((
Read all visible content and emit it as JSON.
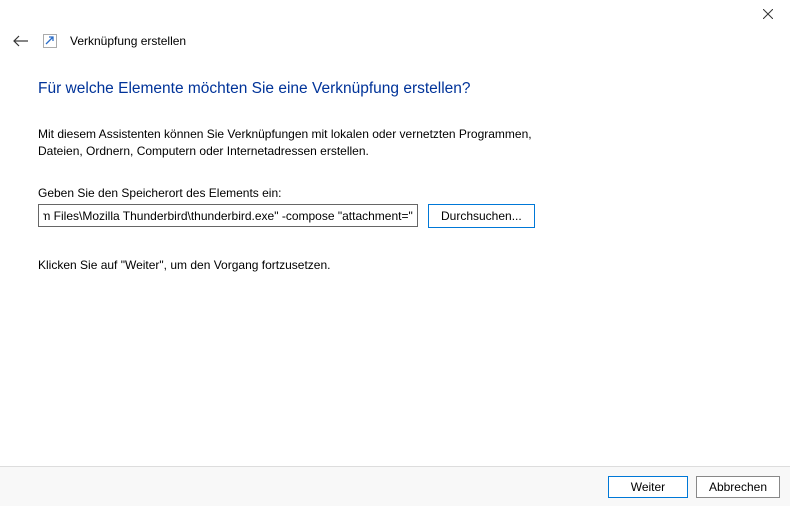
{
  "window": {
    "title": "Verknüpfung erstellen"
  },
  "heading": "Für welche Elemente möchten Sie eine Verknüpfung erstellen?",
  "description": "Mit diesem Assistenten können Sie Verknüpfungen mit lokalen oder vernetzten Programmen, Dateien, Ordnern, Computern oder Internetadressen erstellen.",
  "location": {
    "label": "Geben Sie den Speicherort des Elements ein:",
    "value": "gram Files\\Mozilla Thunderbird\\thunderbird.exe\" -compose \"attachment=\"",
    "browse_label": "Durchsuchen..."
  },
  "continue_hint": "Klicken Sie auf \"Weiter\", um den Vorgang fortzusetzen.",
  "footer": {
    "next_label": "Weiter",
    "cancel_label": "Abbrechen"
  }
}
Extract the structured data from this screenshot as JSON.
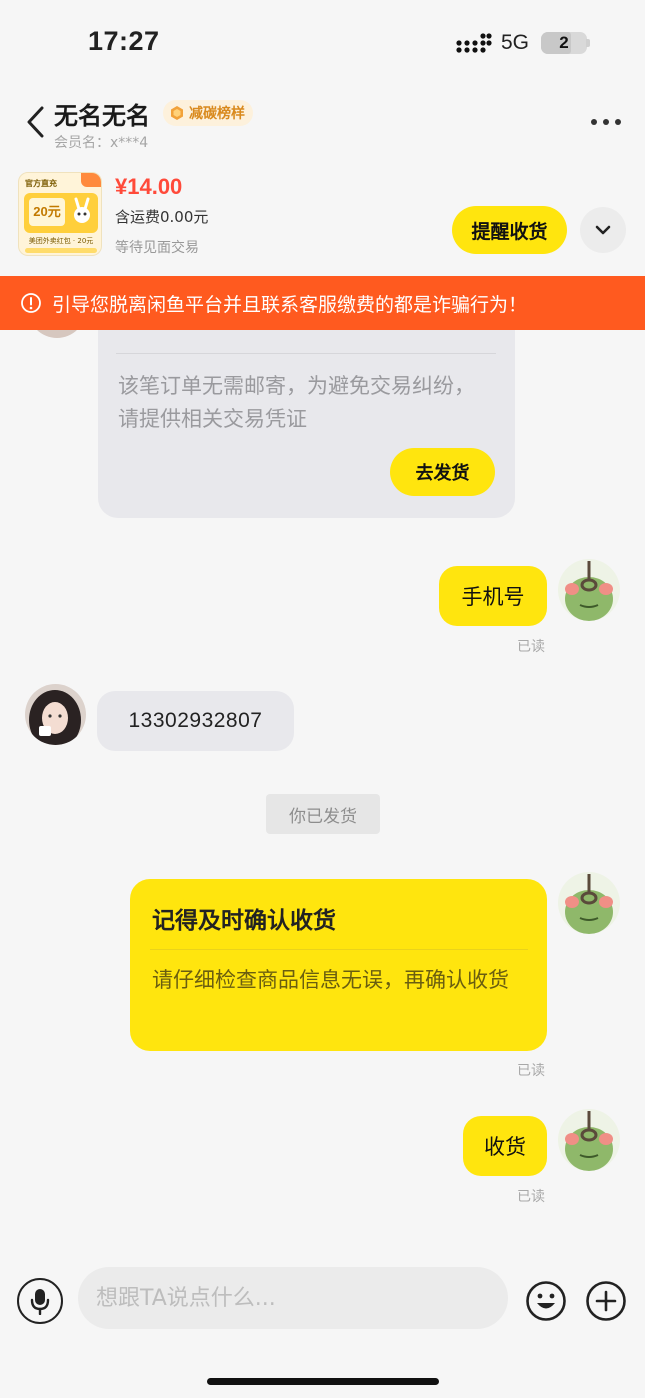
{
  "status_bar": {
    "time": "17:27",
    "network": "5G",
    "battery": "2"
  },
  "header": {
    "name": "无名无名",
    "badge": "减碳榜样",
    "member_label": "会员名：x***4"
  },
  "product": {
    "thumb_top_label": "官方直充",
    "thumb_amount": "20元",
    "thumb_bottom_label": "美团外卖红包 · 20元",
    "price": "¥14.00",
    "shipping": "含运费0.00元",
    "status": "等待见面交易",
    "remind_button": "提醒收货"
  },
  "warning": {
    "text": "引导您脱离闲鱼平台并且联系客服缴费的都是诈骗行为！"
  },
  "messages": {
    "card_gray_text": "该笔订单无需邮寄，为避免交易纠纷，请提供相关交易凭证",
    "ship_button": "去发货",
    "m1_text": "手机号",
    "m1_read": "已读",
    "m2_text": "13302932807",
    "system_note": "你已发货",
    "card_title": "记得及时确认收货",
    "card_text": "请仔细检查商品信息无误，再确认收货",
    "card_read": "已读",
    "m3_text": "收货",
    "m3_read": "已读"
  },
  "input_bar": {
    "placeholder": "想跟TA说点什么..."
  },
  "colors": {
    "accent_yellow": "#ffe50e",
    "warning_orange": "#ff5a1f",
    "price_red": "#ff4a3a"
  }
}
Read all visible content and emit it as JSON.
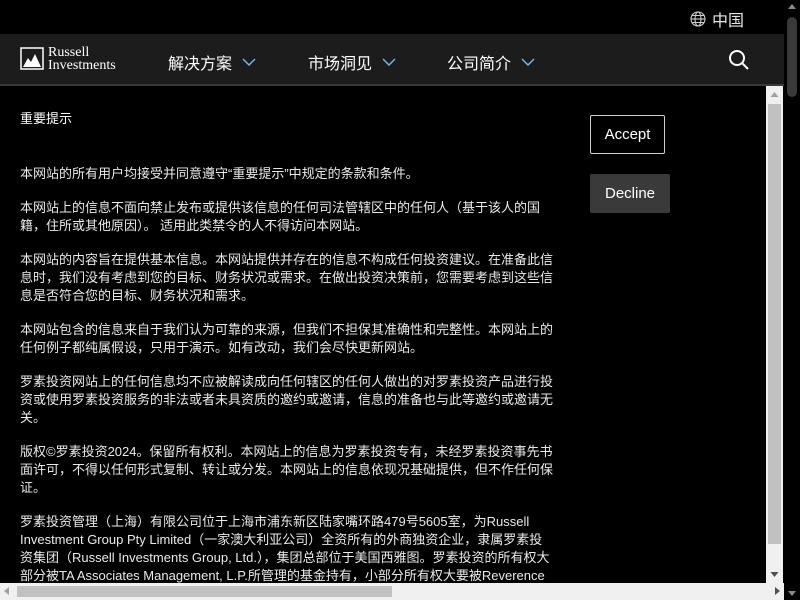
{
  "header": {
    "language": "中国",
    "logo_line1": "Russell",
    "logo_line2": "Investments",
    "nav": [
      {
        "label": "解决方案"
      },
      {
        "label": "市场洞见"
      },
      {
        "label": "公司简介"
      }
    ],
    "icons": {
      "globe": "globe-icon",
      "search": "search-icon",
      "chevron": "chevron-down-icon"
    }
  },
  "notice": {
    "title": "重要提示",
    "paragraphs": [
      "本网站的所有用户均接受并同意遵守“重要提示”中规定的条款和条件。",
      "本网站上的信息不面向禁止发布或提供该信息的任何司法管辖区中的任何人（基于该人的国籍，住所或其他原因）。 适用此类禁令的人不得访问本网站。",
      "本网站的内容旨在提供基本信息。本网站提供并存在的信息不构成任何投资建议。在准备此信息时，我们没有考虑到您的目标、财务状况或需求。在做出投资决策前，您需要考虑到这些信息是否符合您的目标、财务状况和需求。",
      "本网站包含的信息来自于我们认为可靠的来源，但我们不担保其准确性和完整性。本网站上的任何例子都纯属假设，只用于演示。如有改动，我们会尽快更新网站。",
      "罗素投资网站上的任何信息均不应被解读成向任何辖区的任何人做出的对罗素投资产品进行投资或使用罗素投资服务的非法或者未具资质的邀约或邀请，信息的准备也与此等邀约或邀请无关。",
      "版权©罗素投资2024。保留所有权利。本网站上的信息为罗素投资专有，未经罗素投资事先书面许可，不得以任何形式复制、转让或分发。本网站上的信息依现况基础提供，但不作任何保证。",
      "罗素投资管理（上海）有限公司位于上海市浦东新区陆家嘴环路479号5605室，为Russell Investment Group Pty Limited（一家澳大利亚公司）全资所有的外商独资企业，隶属罗素投资集团（Russell Investments Group, Ltd.），集团总部位于美国西雅图。罗素投资的所有权大部分被TA Associates Management, L.P.所管理的基金持有，小部分所有权大要被Reverence"
    ],
    "accept_label": "Accept",
    "decline_label": "Decline"
  }
}
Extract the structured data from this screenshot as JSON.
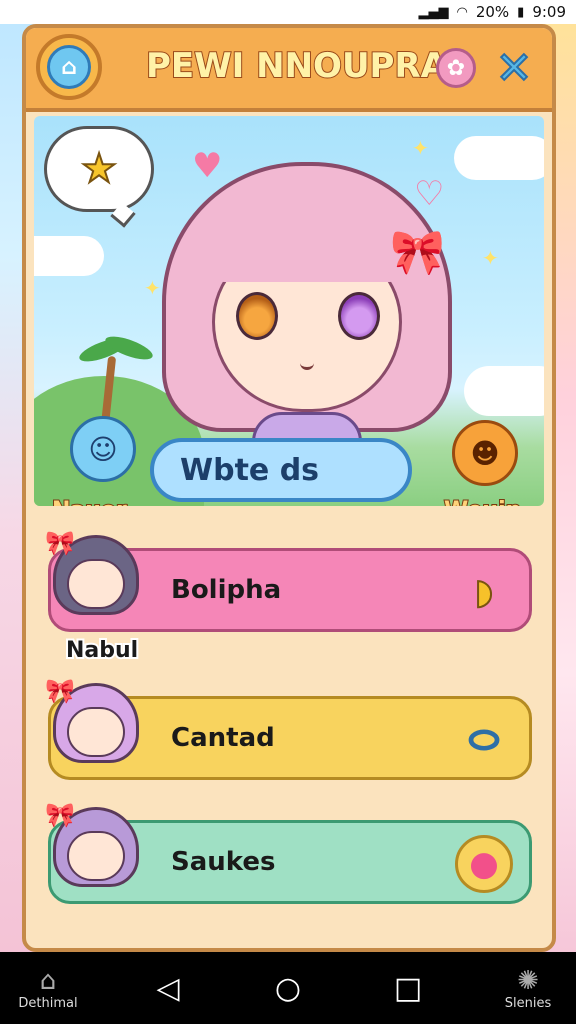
{
  "status_bar": {
    "battery": "20%",
    "time": "9:09"
  },
  "header": {
    "title": "PEWI NNOUPRA"
  },
  "scene": {
    "left_mascot_label": "Nauor",
    "right_mascot_label": "Weuin",
    "center_pill": "Wbte ds"
  },
  "list": {
    "items": [
      {
        "label": "Bolipha",
        "under_label": "Nabul",
        "icon": "banana-icon"
      },
      {
        "label": "Cantad",
        "under_label": "",
        "icon": "candy-icon"
      },
      {
        "label": "Saukes",
        "under_label": "",
        "icon": "ice-cream-icon"
      }
    ]
  },
  "nav": {
    "left_label": "Dethimal",
    "right_label": "Slenies"
  },
  "colors": {
    "header": "#f5ad50",
    "pink_row": "#f586b7",
    "yellow_row": "#f8d35e",
    "green_row": "#9fe0c4",
    "pill": "#aee0ff"
  }
}
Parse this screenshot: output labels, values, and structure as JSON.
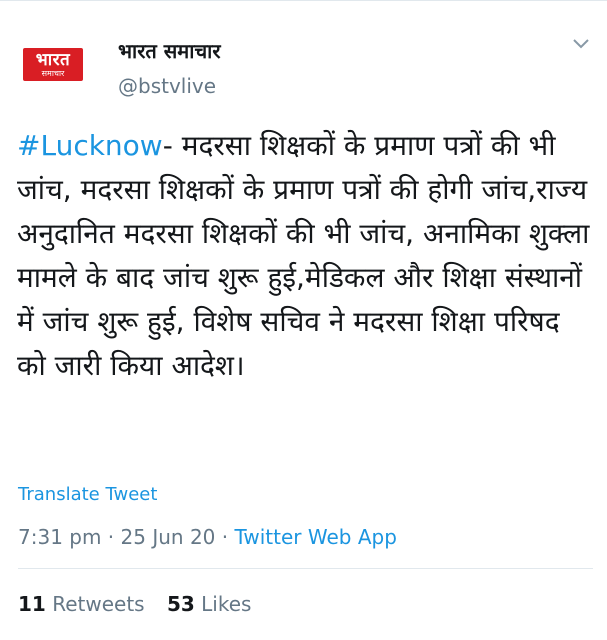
{
  "header": {
    "avatar_logo_main": "भारत",
    "avatar_logo_sub": "समाचार",
    "display_name": "भारत समाचार",
    "handle": "@bstvlive",
    "menu_icon": "chevron-down-icon"
  },
  "tweet": {
    "hashtag": "#Lucknow",
    "text": "- मदरसा शिक्षकों के प्रमाण पत्रों की भी जांच, मदरसा शिक्षकों के प्रमाण पत्रों की होगी जांच,राज्य अनुदानित मदरसा शिक्षकों की भी जांच, अनामिका शुक्ला मामले के बाद जांच शुरू हुई,मेडिकल और शिक्षा संस्थानों में जांच शुरू हुई, विशेष सचिव ने मदरसा शिक्षा परिषद को जारी किया आदेश।",
    "translate_label": "Translate Tweet",
    "time": "7:31 pm",
    "separator": " · ",
    "date": "25 Jun 20",
    "source": "Twitter Web App"
  },
  "stats": {
    "retweets_count": "11",
    "retweets_label": "Retweets",
    "likes_count": "53",
    "likes_label": "Likes"
  },
  "colors": {
    "link": "#1b95e0",
    "secondary_text": "#657786",
    "primary_text": "#14171a",
    "brand_red": "#d91e24"
  }
}
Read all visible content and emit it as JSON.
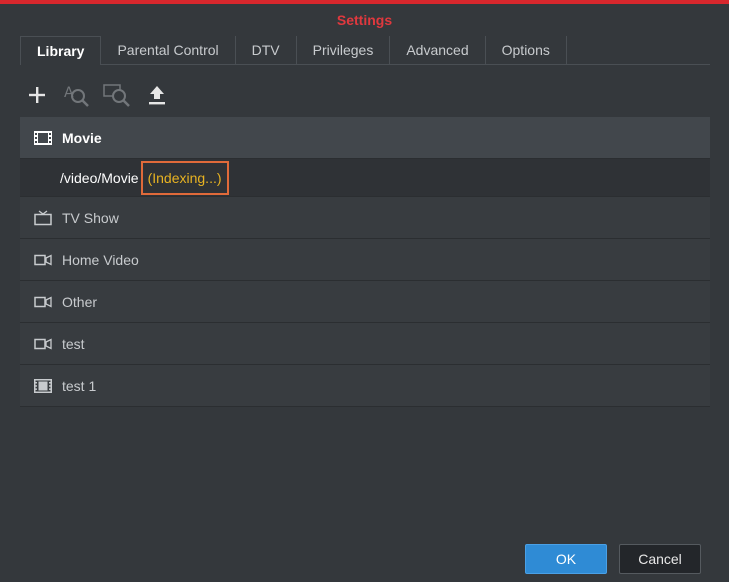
{
  "window": {
    "title": "Settings",
    "accent_color": "#e0383e"
  },
  "tabs": [
    {
      "label": "Library",
      "active": true
    },
    {
      "label": "Parental Control",
      "active": false
    },
    {
      "label": "DTV",
      "active": false
    },
    {
      "label": "Privileges",
      "active": false
    },
    {
      "label": "Advanced",
      "active": false
    },
    {
      "label": "Options",
      "active": false
    }
  ],
  "toolbar": {
    "buttons": [
      {
        "icon": "plus-icon",
        "enabled": true
      },
      {
        "icon": "search-text-icon",
        "enabled": false
      },
      {
        "icon": "search-media-icon",
        "enabled": false
      },
      {
        "icon": "upload-icon",
        "enabled": true
      }
    ]
  },
  "library": {
    "items": [
      {
        "label": "Movie",
        "icon": "film-icon",
        "selected": true
      },
      {
        "label": "/video/Movie",
        "status": "(Indexing...)",
        "status_color": "#e8b322"
      },
      {
        "label": "TV Show",
        "icon": "tv-icon"
      },
      {
        "label": "Home Video",
        "icon": "video-camera-icon"
      },
      {
        "label": "Other",
        "icon": "video-camera-icon"
      },
      {
        "label": "test",
        "icon": "video-camera-icon"
      },
      {
        "label": "test 1",
        "icon": "film-icon"
      }
    ]
  },
  "footer": {
    "ok_label": "OK",
    "cancel_label": "Cancel"
  }
}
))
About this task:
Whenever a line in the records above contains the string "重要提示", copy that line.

Solved exercise:
    "title": "重要提示",
      "本网站的所有用户均接受并同意遵守“重要提示”中规定的条款和条件。",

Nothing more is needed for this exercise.